BRUCE: Yes. I think I went through six versions of a business plan, and it changed every time I learned something new. I knew nothing about the day spa industry. Marti had worked in the industry, but she didn’t know the nuts and bolts of it, and we didn’t know whether or not it could be profitable. And so we ran the focus groups to find out what people thought the needs were in New York. We also went around to different spas and looked at the different services they offered. We asked as many questions as we could and got as much information as we could from people about occupancy rates, what days were the busiest and what days were the slowest, et cetera. And then we got information on where the revenue sources came from. Then I looked at the gift certificate element of it and what percentages are redeemed and the cash flow that related to them. I did all that research, and realized it might be a worthwhile business. In business, everything is math. So I did the math and it looked good.
RL: Did your vision stay the same, or did it evolve over time?
BRUCE: Well, it evolved over time because we never envisioned what we have today, to be honest with you.
MARTI: What I saw everywhere I went was a big lack of service. The service is what drives this business, and you can’t ever let that fall through the cracks.
BRUCE: Marti was a massage therapist and she was the one that saw this industry emerging. She was the one that kept saying, “I can’t believe these places

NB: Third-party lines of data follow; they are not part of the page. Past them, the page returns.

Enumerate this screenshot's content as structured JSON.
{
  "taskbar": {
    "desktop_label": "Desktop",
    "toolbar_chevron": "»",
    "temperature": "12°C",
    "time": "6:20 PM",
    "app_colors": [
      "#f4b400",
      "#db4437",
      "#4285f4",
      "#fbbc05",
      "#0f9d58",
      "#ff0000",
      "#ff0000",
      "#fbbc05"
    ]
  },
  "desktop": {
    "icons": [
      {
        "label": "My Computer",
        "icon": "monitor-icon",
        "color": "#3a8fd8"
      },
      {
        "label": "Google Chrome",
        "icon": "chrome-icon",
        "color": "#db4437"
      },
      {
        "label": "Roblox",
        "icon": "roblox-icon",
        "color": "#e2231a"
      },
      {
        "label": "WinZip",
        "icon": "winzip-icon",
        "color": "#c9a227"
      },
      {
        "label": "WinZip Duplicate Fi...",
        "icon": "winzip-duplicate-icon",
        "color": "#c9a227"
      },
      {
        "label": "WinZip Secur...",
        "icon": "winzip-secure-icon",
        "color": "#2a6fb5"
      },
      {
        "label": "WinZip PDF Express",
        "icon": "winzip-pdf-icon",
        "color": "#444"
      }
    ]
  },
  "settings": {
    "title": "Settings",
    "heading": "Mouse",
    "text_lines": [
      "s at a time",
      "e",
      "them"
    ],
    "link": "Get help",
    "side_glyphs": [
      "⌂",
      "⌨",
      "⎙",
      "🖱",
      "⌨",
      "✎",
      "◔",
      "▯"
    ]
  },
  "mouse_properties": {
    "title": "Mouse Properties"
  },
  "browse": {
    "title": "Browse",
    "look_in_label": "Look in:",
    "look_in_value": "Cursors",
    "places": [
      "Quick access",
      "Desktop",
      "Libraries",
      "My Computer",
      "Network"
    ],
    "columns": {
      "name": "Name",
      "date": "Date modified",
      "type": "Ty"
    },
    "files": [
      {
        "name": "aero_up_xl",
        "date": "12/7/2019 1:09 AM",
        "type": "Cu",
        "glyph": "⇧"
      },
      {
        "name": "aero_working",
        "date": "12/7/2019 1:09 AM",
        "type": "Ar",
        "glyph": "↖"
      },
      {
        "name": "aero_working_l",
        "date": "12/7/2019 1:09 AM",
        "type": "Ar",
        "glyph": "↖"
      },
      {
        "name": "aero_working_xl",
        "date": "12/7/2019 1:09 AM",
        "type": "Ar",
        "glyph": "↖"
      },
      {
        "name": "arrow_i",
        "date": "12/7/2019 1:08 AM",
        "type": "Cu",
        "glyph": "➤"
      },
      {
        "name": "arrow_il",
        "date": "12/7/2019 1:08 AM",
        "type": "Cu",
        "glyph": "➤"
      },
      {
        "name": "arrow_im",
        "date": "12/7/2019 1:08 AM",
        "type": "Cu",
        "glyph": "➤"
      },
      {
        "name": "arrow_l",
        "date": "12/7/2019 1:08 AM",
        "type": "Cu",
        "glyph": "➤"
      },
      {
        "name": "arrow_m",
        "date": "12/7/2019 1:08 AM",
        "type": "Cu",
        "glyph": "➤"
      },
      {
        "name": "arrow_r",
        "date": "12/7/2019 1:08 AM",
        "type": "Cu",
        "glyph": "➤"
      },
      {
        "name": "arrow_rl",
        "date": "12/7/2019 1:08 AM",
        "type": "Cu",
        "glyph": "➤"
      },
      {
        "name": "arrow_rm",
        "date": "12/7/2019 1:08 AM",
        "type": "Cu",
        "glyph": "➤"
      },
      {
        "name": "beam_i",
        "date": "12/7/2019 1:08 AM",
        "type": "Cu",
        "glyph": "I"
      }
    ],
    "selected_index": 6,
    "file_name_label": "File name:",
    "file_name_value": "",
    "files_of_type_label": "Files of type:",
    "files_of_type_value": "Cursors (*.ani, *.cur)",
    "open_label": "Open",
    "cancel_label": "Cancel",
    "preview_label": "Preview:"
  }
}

are popular and they give lousy customer service.”
RL: Was that the idea — excellent customer service in spas?
MARTI: And affordability. We are one of the most competitively priced spas in the city.
RL: How do you break down your business in terms of revenue, between products and services?
BRUCE: We break it down into three areas: services, retail and gift certificate sales. Services are about 70 percent, and gift certificates are 20 percent, and retail’s 10.
RL: With respect to product, it’s very easy to get stuck in the trap of offering the same thing. How do you keep the offering fresh, and how do you keep knowing what people want?
MARTI: I think that you always have to keep things changing. We go to a lot
of trade shows. Some things we carry in all of the spas, but we also vary the products. Union Square is a cozier-type location, more homey. Park Avenue is a more sophisticated location. So I think that you have to pick your products accordingly. And then we keep changing them. Finally, if it doesn’t sell in one place, move it to another location.
Everyone’s a Salesperson
RL: How do you get the most out of your employees?
BRUCE: What it comes down to here is this: When you walk through our door as an employee, it’s show time. You’ve got a personal problem, don’t come to work because it’s infectious. If you’re having a bad day, then have your bad day somewhere else, because we’re in the business of wellness. If you’re not emitting that vibe to people, we are in trouble. We do a lot for our staff when they’ve had personal problems. But when they come to work, they’ve got to be happy. If they’re not going to be happy, stay home. Because we are, to a degree, in the business of making people relaxed — and happy.
Robert Levin is the Editor-in-Chief and Publisher of The New York Enterprise Report. Levin has extensive experience with midsize and small businesses, having previously held CEO, CFO, and COO positions with companies in several industries. He is also a contributor for The Huffington Post. Levin can be reached at email@example.com and (212) 307-6760.